That is the key point. The aim should still be to ensure excellent service delivery. Efficiency is about working more effectively, using less public money to deliver as good, or better, public services. That means that despite reductions in spending, there should not be a visible reduction in service, nor a reduction in performance. There will be difficult decisions to make, but the fire and rescue service has a track record of delivery, and I am sure that it will step up to the mark to deal with this.
My hon. Friend the Member for North Warwickshire, and my other hon. Friends, referred to the position in Warwickshire, and I understand why they did so. I note in passing that present in his place, and keeping me company on the Treasury Bench, is my hon. Friend the Member for Kenilworth and Southam (Jeremy Wright), whose position does not permit him to take part in the debate but who takes an active interest in this matter as a Warwickshire Member of Parliament.
I have spoken at length about the overall position of the retained duty system. Of course, my hon. Friends have referred to the proposals in Warwickshire and the possible closure of some fire stations that forms part of those proposals. As they will recall, the implications of the changes set out in Warwickshire fire and rescue authority's improvement plan were debated in Westminster Hall on 30 June. I am sure that in making its decision, Warwickshire county council will take into account all the views expressed during the consultation exercise, and I have no doubt that my hon. Friends who have spoken powerfully tonight will ensure that the authority takes their views into account. I am sure that as a responsible fire authority it will do so.
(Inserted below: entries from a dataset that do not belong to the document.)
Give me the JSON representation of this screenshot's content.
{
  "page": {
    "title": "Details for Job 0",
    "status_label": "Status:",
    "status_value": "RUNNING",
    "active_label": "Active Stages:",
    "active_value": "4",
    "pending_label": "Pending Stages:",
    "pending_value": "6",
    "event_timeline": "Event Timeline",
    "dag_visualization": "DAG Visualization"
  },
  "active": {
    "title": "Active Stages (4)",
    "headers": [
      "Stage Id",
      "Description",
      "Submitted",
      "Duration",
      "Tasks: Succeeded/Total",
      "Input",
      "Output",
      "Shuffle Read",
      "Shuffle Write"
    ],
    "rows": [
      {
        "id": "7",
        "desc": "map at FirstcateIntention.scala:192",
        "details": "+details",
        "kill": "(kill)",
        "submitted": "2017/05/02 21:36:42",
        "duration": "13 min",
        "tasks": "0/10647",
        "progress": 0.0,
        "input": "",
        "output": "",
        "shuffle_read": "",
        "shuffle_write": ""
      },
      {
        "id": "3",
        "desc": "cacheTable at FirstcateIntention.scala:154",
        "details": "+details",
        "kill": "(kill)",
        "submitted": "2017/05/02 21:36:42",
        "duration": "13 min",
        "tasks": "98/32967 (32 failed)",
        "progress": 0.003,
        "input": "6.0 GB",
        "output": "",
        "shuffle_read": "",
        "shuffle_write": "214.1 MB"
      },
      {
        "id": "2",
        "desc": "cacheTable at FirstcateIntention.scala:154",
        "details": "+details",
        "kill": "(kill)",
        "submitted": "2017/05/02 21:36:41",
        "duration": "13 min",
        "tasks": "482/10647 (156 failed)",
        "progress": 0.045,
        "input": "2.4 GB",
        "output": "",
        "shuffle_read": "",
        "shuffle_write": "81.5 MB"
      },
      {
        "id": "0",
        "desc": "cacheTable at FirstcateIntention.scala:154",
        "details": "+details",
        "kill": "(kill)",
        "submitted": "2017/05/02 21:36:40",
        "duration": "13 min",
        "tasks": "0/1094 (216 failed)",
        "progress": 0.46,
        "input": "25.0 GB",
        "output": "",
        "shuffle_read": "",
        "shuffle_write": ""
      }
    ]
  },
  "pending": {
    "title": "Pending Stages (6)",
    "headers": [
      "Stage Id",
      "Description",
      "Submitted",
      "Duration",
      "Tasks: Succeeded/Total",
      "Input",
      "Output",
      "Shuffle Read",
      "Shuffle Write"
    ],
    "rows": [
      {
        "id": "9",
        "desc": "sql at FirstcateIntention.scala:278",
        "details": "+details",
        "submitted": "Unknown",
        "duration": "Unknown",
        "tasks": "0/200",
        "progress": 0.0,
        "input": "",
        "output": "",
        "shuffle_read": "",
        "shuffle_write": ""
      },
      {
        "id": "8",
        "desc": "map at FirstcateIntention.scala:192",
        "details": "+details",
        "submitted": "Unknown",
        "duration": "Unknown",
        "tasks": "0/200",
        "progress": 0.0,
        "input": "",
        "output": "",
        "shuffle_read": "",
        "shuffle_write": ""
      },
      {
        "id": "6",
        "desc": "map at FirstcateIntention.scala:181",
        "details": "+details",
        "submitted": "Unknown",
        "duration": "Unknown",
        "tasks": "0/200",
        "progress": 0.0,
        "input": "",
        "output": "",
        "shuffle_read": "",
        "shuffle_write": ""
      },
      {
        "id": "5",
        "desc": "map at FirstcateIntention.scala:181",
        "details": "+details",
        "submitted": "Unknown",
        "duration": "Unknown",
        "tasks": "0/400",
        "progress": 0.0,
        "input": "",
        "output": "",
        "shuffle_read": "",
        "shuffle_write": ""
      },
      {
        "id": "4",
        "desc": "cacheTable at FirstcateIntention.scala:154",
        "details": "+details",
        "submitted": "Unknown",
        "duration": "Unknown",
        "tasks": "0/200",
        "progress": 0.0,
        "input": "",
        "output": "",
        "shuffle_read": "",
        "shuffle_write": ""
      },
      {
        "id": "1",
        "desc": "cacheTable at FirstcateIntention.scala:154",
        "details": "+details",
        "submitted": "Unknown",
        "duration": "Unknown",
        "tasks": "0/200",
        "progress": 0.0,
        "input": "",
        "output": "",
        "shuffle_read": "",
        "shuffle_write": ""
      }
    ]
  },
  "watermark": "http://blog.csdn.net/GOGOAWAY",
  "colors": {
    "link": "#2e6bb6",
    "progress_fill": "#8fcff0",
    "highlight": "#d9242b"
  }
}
However, as I explained in the earlier debate, it would be inappropriate for Ministers to comment on the specific proposals that have been put forward and consulted on by Warwickshire fire and rescue authority. The principle of local determination of local solutions for local circumstances means that it would not be appropriate for me to seek to influence the decisions that the authority will be faced with on 20 July in light of the representations to it. The whole point of the locally determined risk approach is that it is for local authorities to take such decisions, and I am confident that they will do so responsibly. I am sure my hon. Friends will understand why it is not appropriate for me to say more on the specifics, but they have ventilated their case with vigour.
I close by saying that earlier today I was at Winchester cathedral, representing Her Majesty's Government at a memorial service for two brave firefighters who died on duty in Southampton. They were full-time firefighters, but the risks run by firefighters draw no distinction between those who are full time and those who are retained, and there have been tragic deaths among retained firefighters in recent times as well. All of them-every one-are brave and courageous men and women doing their best for this country, and they deserve our support.